→ Work instruction
No picture belongs in the copy. Repeat each line below exactly.

→ Records for the task
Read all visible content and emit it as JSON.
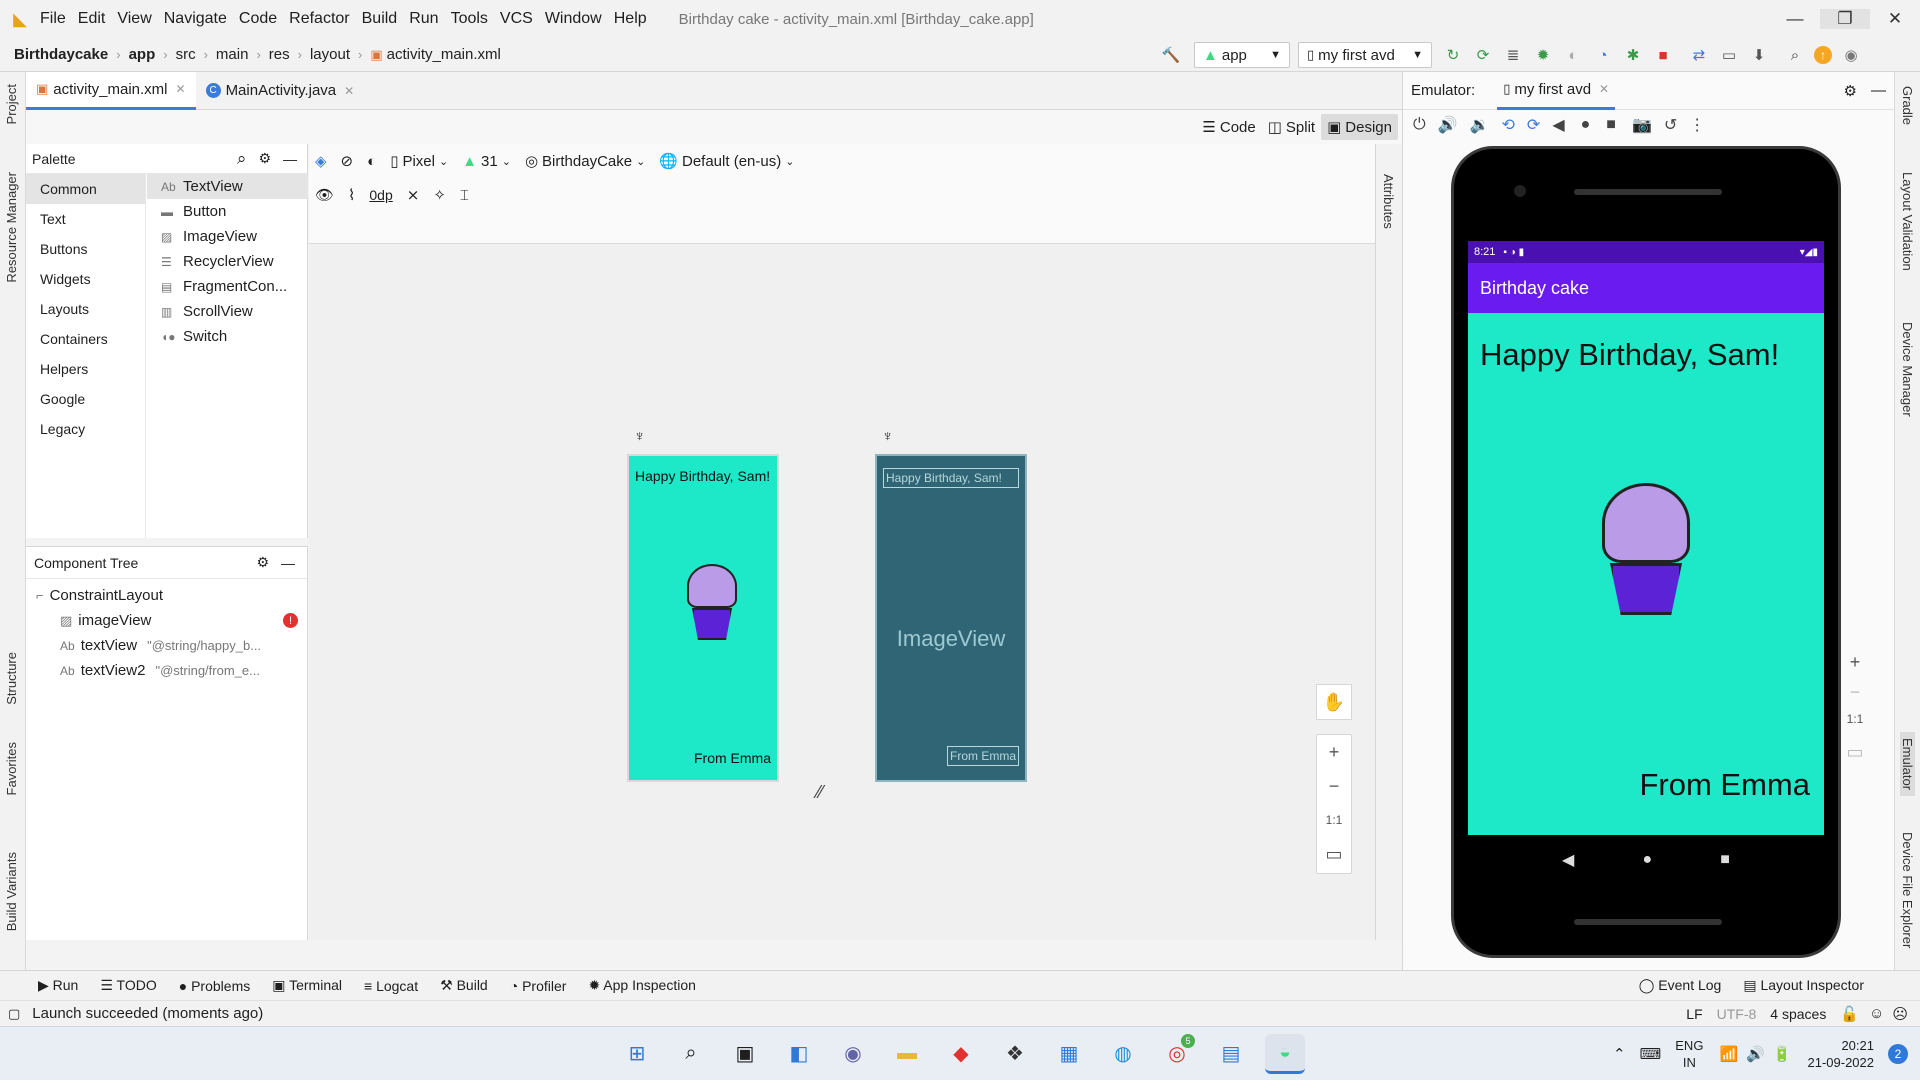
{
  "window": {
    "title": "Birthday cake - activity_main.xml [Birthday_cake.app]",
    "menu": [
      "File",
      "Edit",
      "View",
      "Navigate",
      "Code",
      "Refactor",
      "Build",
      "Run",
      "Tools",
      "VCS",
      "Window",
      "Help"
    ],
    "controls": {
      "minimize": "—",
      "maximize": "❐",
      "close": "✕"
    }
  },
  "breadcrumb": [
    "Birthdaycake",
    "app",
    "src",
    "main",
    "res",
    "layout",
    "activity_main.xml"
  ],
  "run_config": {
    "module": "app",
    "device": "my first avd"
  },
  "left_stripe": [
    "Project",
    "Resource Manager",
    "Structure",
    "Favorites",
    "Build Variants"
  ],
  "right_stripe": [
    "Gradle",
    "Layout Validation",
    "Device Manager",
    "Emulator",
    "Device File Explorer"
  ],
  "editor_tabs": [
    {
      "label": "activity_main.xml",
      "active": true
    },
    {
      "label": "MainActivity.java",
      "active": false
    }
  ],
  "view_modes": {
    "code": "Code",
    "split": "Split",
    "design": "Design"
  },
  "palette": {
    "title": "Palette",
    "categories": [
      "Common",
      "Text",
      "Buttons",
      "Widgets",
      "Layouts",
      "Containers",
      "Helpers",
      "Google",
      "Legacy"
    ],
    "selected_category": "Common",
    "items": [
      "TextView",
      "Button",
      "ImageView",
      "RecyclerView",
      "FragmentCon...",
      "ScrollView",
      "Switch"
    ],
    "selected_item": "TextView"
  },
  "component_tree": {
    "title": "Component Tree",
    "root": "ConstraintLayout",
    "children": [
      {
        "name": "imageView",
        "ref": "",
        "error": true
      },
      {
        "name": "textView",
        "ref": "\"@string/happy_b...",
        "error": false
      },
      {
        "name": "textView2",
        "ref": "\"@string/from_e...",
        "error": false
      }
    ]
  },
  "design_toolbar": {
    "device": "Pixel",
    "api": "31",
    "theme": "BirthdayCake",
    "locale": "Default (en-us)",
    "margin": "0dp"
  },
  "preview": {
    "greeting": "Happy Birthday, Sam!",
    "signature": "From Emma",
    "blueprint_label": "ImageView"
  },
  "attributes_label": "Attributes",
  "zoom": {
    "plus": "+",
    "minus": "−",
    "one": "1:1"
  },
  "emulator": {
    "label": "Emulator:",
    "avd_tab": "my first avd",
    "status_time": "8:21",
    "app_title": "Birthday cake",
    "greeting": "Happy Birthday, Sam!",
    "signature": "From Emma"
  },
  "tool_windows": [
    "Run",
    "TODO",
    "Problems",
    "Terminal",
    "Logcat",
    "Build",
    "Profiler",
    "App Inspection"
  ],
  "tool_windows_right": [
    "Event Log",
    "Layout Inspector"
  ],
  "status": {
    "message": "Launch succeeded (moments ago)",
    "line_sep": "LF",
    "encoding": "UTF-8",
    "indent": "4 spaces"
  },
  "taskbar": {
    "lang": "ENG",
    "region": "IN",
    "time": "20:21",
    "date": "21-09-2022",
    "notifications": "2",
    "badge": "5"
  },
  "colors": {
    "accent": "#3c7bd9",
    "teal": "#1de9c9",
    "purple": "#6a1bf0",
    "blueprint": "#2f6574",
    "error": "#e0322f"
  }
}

→ Answer box
Read all visible content and emit it as JSON.
{
  "window": {
    "title": "Birthday cake - activity_main.xml [Birthday_cake.app]",
    "menu": [
      "File",
      "Edit",
      "View",
      "Navigate",
      "Code",
      "Refactor",
      "Build",
      "Run",
      "Tools",
      "VCS",
      "Window",
      "Help"
    ],
    "controls": {
      "minimize": "—",
      "maximize": "❐",
      "close": "✕"
    }
  },
  "breadcrumb": [
    "Birthdaycake",
    "app",
    "src",
    "main",
    "res",
    "layout",
    "activity_main.xml"
  ],
  "run_config": {
    "module": "app",
    "device": "my first avd"
  },
  "left_stripe": [
    "Project",
    "Resource Manager",
    "Structure",
    "Favorites",
    "Build Variants"
  ],
  "right_stripe": [
    "Gradle",
    "Layout Validation",
    "Device Manager",
    "Emulator",
    "Device File Explorer"
  ],
  "editor_tabs": [
    {
      "label": "activity_main.xml",
      "active": true
    },
    {
      "label": "MainActivity.java",
      "active": false
    }
  ],
  "view_modes": {
    "code": "Code",
    "split": "Split",
    "design": "Design"
  },
  "palette": {
    "title": "Palette",
    "categories": [
      "Common",
      "Text",
      "Buttons",
      "Widgets",
      "Layouts",
      "Containers",
      "Helpers",
      "Google",
      "Legacy"
    ],
    "selected_category": "Common",
    "items": [
      "TextView",
      "Button",
      "ImageView",
      "RecyclerView",
      "FragmentCon...",
      "ScrollView",
      "Switch"
    ],
    "selected_item": "TextView"
  },
  "component_tree": {
    "title": "Component Tree",
    "root": "ConstraintLayout",
    "children": [
      {
        "name": "imageView",
        "ref": "",
        "error": true
      },
      {
        "name": "textView",
        "ref": "\"@string/happy_b...",
        "error": false
      },
      {
        "name": "textView2",
        "ref": "\"@string/from_e...",
        "error": false
      }
    ]
  },
  "design_toolbar": {
    "device": "Pixel",
    "api": "31",
    "theme": "BirthdayCake",
    "locale": "Default (en-us)",
    "margin": "0dp"
  },
  "preview": {
    "greeting": "Happy Birthday, Sam!",
    "signature": "From Emma",
    "blueprint_label": "ImageView"
  },
  "attributes_label": "Attributes",
  "zoom": {
    "plus": "+",
    "minus": "−",
    "one": "1:1"
  },
  "emulator": {
    "label": "Emulator:",
    "avd_tab": "my first avd",
    "status_time": "8:21",
    "app_title": "Birthday cake",
    "greeting": "Happy Birthday, Sam!",
    "signature": "From Emma"
  },
  "tool_windows": [
    "Run",
    "TODO",
    "Problems",
    "Terminal",
    "Logcat",
    "Build",
    "Profiler",
    "App Inspection"
  ],
  "tool_windows_right": [
    "Event Log",
    "Layout Inspector"
  ],
  "status": {
    "message": "Launch succeeded (moments ago)",
    "line_sep": "LF",
    "encoding": "UTF-8",
    "indent": "4 spaces"
  },
  "taskbar": {
    "lang": "ENG",
    "region": "IN",
    "time": "20:21",
    "date": "21-09-2022",
    "notifications": "2",
    "badge": "5"
  },
  "colors": {
    "accent": "#3c7bd9",
    "teal": "#1de9c9",
    "purple": "#6a1bf0",
    "blueprint": "#2f6574",
    "error": "#e0322f"
  }
}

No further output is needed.